Interface dataset entries:
——————————

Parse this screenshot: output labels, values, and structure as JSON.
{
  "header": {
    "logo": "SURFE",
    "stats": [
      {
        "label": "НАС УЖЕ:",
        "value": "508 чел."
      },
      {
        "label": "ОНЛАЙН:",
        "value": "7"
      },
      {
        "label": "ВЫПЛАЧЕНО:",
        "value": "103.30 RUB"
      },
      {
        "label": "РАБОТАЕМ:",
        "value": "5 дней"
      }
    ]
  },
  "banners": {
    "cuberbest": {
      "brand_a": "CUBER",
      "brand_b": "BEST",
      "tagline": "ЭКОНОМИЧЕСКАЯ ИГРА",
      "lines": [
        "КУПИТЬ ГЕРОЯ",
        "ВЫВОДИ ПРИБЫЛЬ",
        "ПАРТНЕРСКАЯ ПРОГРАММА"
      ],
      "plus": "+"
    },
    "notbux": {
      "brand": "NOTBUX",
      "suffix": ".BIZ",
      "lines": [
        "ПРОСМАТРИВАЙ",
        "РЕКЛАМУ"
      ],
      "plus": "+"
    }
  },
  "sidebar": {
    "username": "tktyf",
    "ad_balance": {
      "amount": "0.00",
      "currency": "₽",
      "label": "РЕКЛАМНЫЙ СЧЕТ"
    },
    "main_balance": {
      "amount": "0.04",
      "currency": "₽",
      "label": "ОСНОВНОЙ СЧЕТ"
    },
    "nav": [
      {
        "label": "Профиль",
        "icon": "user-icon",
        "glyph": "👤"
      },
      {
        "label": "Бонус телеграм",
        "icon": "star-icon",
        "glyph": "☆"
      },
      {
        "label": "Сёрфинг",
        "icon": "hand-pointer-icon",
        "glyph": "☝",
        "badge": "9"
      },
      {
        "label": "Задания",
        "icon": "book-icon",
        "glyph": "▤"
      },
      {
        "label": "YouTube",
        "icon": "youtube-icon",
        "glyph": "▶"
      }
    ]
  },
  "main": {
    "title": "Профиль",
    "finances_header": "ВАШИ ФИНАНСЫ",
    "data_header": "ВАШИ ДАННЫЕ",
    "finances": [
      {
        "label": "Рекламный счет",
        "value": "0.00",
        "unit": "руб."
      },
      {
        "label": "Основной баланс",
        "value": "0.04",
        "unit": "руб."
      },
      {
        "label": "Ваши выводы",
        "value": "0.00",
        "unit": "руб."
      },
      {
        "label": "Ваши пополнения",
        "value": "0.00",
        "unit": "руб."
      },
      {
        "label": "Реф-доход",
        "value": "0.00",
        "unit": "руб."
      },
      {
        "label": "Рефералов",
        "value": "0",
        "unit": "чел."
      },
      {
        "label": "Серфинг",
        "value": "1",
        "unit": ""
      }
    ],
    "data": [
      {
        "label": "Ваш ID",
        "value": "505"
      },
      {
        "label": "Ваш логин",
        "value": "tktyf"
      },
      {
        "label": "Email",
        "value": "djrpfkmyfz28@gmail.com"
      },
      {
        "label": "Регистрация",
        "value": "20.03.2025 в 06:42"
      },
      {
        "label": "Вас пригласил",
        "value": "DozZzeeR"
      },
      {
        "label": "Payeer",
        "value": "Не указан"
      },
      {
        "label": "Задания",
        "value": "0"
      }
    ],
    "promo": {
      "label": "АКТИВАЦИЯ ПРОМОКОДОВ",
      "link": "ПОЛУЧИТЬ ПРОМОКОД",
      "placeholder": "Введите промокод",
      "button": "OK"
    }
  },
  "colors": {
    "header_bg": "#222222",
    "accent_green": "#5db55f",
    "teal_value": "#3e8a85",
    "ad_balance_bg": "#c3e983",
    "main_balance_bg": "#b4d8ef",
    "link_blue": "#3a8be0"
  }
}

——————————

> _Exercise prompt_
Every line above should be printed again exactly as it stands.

> _Response for this exercise_
Parse this screenshot: output labels, values, and structure as JSON.
{
  "header": {
    "logo": "SURFE",
    "stats": [
      {
        "label": "НАС УЖЕ:",
        "value": "508 чел."
      },
      {
        "label": "ОНЛАЙН:",
        "value": "7"
      },
      {
        "label": "ВЫПЛАЧЕНО:",
        "value": "103.30 RUB"
      },
      {
        "label": "РАБОТАЕМ:",
        "value": "5 дней"
      }
    ]
  },
  "banners": {
    "cuberbest": {
      "brand_a": "CUBER",
      "brand_b": "BEST",
      "tagline": "ЭКОНОМИЧЕСКАЯ ИГРА",
      "lines": [
        "КУПИТЬ ГЕРОЯ",
        "ВЫВОДИ ПРИБЫЛЬ",
        "ПАРТНЕРСКАЯ ПРОГРАММА"
      ],
      "plus": "+"
    },
    "notbux": {
      "brand": "NOTBUX",
      "suffix": ".BIZ",
      "lines": [
        "ПРОСМАТРИВАЙ",
        "РЕКЛАМУ"
      ],
      "plus": "+"
    }
  },
  "sidebar": {
    "username": "tktyf",
    "ad_balance": {
      "amount": "0.00",
      "currency": "₽",
      "label": "РЕКЛАМНЫЙ СЧЕТ"
    },
    "main_balance": {
      "amount": "0.04",
      "currency": "₽",
      "label": "ОСНОВНОЙ СЧЕТ"
    },
    "nav": [
      {
        "label": "Профиль",
        "icon": "user-icon",
        "glyph": "👤"
      },
      {
        "label": "Бонус телеграм",
        "icon": "star-icon",
        "glyph": "☆"
      },
      {
        "label": "Сёрфинг",
        "icon": "hand-pointer-icon",
        "glyph": "☝",
        "badge": "9"
      },
      {
        "label": "Задания",
        "icon": "book-icon",
        "glyph": "▤"
      },
      {
        "label": "YouTube",
        "icon": "youtube-icon",
        "glyph": "▶"
      }
    ]
  },
  "main": {
    "title": "Профиль",
    "finances_header": "ВАШИ ФИНАНСЫ",
    "data_header": "ВАШИ ДАННЫЕ",
    "finances": [
      {
        "label": "Рекламный счет",
        "value": "0.00",
        "unit": "руб."
      },
      {
        "label": "Основной баланс",
        "value": "0.04",
        "unit": "руб."
      },
      {
        "label": "Ваши выводы",
        "value": "0.00",
        "unit": "руб."
      },
      {
        "label": "Ваши пополнения",
        "value": "0.00",
        "unit": "руб."
      },
      {
        "label": "Реф-доход",
        "value": "0.00",
        "unit": "руб."
      },
      {
        "label": "Рефералов",
        "value": "0",
        "unit": "чел."
      },
      {
        "label": "Серфинг",
        "value": "1",
        "unit": ""
      }
    ],
    "data": [
      {
        "label": "Ваш ID",
        "value": "505"
      },
      {
        "label": "Ваш логин",
        "value": "tktyf"
      },
      {
        "label": "Email",
        "value": "djrpfkmyfz28@gmail.com"
      },
      {
        "label": "Регистрация",
        "value": "20.03.2025 в 06:42"
      },
      {
        "label": "Вас пригласил",
        "value": "DozZzeeR"
      },
      {
        "label": "Payeer",
        "value": "Не указан"
      },
      {
        "label": "Задания",
        "value": "0"
      }
    ],
    "promo": {
      "label": "АКТИВАЦИЯ ПРОМОКОДОВ",
      "link": "ПОЛУЧИТЬ ПРОМОКОД",
      "placeholder": "Введите промокод",
      "button": "OK"
    }
  },
  "colors": {
    "header_bg": "#222222",
    "accent_green": "#5db55f",
    "teal_value": "#3e8a85",
    "ad_balance_bg": "#c3e983",
    "main_balance_bg": "#b4d8ef",
    "link_blue": "#3a8be0"
  }
}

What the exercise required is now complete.